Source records
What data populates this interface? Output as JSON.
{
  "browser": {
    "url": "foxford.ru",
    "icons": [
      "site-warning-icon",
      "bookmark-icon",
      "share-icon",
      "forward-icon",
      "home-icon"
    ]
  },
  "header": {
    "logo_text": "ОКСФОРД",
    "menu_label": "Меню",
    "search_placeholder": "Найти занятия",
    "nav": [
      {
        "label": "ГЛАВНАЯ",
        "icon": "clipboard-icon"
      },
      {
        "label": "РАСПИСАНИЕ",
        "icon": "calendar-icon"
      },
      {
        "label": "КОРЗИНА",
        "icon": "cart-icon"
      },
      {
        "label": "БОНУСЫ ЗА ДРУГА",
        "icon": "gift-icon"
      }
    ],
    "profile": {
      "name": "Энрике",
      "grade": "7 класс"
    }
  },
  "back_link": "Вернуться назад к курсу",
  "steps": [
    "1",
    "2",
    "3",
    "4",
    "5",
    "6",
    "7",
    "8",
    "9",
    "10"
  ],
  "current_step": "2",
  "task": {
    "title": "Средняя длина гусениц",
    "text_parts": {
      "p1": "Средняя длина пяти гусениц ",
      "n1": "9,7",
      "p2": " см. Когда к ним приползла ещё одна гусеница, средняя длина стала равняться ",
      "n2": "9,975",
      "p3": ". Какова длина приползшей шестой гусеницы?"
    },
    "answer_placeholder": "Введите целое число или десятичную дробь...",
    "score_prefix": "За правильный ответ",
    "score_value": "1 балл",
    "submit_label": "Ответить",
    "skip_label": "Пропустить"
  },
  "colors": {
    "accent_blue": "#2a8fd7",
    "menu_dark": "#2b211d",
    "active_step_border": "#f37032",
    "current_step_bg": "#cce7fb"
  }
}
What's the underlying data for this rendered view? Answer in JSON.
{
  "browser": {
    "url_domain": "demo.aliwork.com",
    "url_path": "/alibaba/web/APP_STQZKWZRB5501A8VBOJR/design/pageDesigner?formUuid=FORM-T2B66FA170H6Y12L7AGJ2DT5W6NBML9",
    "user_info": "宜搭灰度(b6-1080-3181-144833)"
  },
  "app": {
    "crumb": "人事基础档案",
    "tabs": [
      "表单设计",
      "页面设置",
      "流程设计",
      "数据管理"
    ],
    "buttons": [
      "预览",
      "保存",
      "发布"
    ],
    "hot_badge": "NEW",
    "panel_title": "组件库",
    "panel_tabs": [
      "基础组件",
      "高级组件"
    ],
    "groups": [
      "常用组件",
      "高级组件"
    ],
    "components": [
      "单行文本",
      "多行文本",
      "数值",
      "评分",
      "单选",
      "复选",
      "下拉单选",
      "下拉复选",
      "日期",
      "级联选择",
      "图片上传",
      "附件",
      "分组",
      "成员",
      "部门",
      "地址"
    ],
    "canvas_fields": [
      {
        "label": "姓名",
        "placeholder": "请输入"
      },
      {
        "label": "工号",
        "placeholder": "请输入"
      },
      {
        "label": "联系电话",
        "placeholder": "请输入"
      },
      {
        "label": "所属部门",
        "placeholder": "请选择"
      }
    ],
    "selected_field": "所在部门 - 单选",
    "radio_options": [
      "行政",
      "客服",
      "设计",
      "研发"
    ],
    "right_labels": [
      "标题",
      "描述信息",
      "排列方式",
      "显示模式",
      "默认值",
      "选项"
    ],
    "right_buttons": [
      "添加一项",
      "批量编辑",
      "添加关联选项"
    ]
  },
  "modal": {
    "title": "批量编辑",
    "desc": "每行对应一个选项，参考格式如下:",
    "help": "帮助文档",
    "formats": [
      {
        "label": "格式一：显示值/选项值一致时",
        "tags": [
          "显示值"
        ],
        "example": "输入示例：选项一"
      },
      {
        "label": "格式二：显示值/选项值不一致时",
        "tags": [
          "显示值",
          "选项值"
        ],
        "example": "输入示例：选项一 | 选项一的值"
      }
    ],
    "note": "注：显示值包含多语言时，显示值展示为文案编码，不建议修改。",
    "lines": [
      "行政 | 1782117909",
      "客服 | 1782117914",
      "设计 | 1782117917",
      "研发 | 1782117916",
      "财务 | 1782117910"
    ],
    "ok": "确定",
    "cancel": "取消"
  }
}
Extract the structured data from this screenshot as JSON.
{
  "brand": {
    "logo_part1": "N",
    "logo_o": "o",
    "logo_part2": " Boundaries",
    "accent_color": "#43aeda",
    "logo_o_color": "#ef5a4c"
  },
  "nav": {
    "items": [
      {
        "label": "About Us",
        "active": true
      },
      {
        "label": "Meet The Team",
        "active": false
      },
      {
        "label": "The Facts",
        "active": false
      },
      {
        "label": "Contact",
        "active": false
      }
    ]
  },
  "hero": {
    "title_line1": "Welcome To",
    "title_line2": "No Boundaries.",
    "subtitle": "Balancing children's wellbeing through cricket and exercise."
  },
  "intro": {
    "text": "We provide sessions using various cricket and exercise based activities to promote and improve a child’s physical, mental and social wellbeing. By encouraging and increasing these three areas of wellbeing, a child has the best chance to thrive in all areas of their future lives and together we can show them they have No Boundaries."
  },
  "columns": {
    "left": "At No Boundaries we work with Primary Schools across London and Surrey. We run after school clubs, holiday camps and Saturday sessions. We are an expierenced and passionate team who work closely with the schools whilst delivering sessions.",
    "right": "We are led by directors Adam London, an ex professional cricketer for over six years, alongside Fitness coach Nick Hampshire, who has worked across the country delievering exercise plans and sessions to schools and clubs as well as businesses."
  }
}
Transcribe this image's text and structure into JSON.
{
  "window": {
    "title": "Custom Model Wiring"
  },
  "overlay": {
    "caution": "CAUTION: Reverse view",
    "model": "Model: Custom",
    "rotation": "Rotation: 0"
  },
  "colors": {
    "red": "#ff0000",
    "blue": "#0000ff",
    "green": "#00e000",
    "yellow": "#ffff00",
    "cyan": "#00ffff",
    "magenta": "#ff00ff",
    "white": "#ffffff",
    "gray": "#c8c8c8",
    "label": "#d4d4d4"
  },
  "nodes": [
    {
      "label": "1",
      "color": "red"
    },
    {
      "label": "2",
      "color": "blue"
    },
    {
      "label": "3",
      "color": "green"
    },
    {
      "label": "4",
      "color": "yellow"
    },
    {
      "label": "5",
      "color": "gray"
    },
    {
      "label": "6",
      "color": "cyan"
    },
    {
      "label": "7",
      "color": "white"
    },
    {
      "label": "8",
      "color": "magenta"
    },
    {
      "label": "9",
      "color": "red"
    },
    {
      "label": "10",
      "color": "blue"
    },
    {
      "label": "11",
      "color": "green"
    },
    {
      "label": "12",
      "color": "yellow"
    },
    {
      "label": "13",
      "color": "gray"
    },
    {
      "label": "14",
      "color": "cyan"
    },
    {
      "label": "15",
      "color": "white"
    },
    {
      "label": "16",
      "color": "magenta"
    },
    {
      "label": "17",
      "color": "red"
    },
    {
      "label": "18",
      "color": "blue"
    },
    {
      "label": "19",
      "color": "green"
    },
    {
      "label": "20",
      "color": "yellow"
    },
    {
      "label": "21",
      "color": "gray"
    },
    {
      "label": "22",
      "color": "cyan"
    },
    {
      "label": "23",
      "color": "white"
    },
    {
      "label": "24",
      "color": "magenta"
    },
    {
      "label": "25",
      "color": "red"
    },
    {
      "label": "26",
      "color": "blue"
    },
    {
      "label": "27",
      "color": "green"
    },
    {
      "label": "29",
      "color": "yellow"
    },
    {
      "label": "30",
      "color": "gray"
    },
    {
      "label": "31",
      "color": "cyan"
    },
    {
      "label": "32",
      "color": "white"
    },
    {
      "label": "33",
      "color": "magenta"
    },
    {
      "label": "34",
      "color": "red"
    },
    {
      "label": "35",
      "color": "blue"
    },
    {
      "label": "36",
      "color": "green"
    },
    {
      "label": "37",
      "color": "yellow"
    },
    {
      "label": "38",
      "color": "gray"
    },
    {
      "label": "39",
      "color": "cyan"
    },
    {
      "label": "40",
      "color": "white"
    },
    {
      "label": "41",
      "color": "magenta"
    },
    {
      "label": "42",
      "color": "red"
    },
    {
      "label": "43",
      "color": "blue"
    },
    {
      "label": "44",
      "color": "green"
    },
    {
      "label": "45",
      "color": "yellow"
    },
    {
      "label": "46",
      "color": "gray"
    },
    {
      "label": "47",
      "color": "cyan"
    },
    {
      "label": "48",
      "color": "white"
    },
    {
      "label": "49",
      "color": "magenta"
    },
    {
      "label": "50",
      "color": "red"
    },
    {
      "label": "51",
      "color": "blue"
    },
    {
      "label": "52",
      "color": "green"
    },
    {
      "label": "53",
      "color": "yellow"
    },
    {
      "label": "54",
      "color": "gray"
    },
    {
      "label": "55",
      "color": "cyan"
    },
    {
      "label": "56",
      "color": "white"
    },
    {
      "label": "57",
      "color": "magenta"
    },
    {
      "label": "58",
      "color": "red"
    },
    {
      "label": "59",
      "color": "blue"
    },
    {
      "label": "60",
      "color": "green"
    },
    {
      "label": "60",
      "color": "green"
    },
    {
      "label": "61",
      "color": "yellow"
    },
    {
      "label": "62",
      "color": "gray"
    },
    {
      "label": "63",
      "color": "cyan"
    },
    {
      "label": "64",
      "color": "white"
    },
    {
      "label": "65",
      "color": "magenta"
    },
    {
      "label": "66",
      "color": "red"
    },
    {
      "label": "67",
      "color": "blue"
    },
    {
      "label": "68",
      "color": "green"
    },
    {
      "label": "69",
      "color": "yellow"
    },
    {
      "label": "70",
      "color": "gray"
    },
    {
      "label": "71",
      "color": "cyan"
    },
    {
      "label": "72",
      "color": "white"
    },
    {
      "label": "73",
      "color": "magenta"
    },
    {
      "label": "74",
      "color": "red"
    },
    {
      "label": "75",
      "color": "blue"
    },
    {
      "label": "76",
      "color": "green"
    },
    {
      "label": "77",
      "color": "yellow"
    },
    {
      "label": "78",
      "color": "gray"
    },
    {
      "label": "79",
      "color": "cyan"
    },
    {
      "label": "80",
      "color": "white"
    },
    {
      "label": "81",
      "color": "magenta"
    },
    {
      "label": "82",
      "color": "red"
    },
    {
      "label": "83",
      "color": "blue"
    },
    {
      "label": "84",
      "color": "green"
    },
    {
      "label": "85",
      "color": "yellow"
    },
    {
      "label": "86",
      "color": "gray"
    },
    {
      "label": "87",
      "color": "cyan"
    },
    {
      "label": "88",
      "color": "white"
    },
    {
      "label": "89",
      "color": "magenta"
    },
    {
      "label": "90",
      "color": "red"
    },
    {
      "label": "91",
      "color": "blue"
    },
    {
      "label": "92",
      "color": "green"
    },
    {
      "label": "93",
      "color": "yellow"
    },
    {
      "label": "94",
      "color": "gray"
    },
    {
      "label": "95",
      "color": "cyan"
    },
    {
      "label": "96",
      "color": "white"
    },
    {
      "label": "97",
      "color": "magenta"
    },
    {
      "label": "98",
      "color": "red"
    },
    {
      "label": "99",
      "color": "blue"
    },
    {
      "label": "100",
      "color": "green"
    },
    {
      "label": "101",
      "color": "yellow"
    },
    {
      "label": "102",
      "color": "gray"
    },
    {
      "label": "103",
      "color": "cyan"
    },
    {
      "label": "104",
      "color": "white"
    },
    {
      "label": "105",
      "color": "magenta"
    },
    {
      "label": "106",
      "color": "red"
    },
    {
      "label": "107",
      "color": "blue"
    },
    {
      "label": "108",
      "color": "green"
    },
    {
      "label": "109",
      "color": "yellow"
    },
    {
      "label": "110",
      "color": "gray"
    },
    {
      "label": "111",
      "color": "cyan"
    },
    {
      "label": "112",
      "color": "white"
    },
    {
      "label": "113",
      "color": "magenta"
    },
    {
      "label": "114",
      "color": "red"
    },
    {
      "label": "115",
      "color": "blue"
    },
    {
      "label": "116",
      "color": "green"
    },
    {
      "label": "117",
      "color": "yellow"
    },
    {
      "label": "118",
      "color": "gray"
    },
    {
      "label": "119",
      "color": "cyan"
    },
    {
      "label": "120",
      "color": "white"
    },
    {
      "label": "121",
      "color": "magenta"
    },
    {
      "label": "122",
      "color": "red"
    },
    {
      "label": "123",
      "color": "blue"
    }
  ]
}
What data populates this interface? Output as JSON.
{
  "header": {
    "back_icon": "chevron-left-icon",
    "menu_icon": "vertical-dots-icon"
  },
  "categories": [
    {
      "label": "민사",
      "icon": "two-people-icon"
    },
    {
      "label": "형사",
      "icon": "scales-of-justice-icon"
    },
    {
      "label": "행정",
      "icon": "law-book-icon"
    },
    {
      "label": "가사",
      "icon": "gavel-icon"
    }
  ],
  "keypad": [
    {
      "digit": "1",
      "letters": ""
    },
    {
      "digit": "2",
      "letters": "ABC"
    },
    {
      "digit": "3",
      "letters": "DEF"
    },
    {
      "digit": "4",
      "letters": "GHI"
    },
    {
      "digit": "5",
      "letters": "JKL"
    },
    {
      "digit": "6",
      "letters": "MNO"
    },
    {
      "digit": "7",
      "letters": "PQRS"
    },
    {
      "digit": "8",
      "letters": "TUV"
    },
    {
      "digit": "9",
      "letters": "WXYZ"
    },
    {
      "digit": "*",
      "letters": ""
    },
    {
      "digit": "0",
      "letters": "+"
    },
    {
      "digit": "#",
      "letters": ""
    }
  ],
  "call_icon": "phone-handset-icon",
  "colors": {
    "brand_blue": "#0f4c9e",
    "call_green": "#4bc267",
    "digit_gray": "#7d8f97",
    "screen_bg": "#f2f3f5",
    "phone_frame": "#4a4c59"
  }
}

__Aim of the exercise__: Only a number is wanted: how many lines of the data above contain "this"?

__Output below__: 5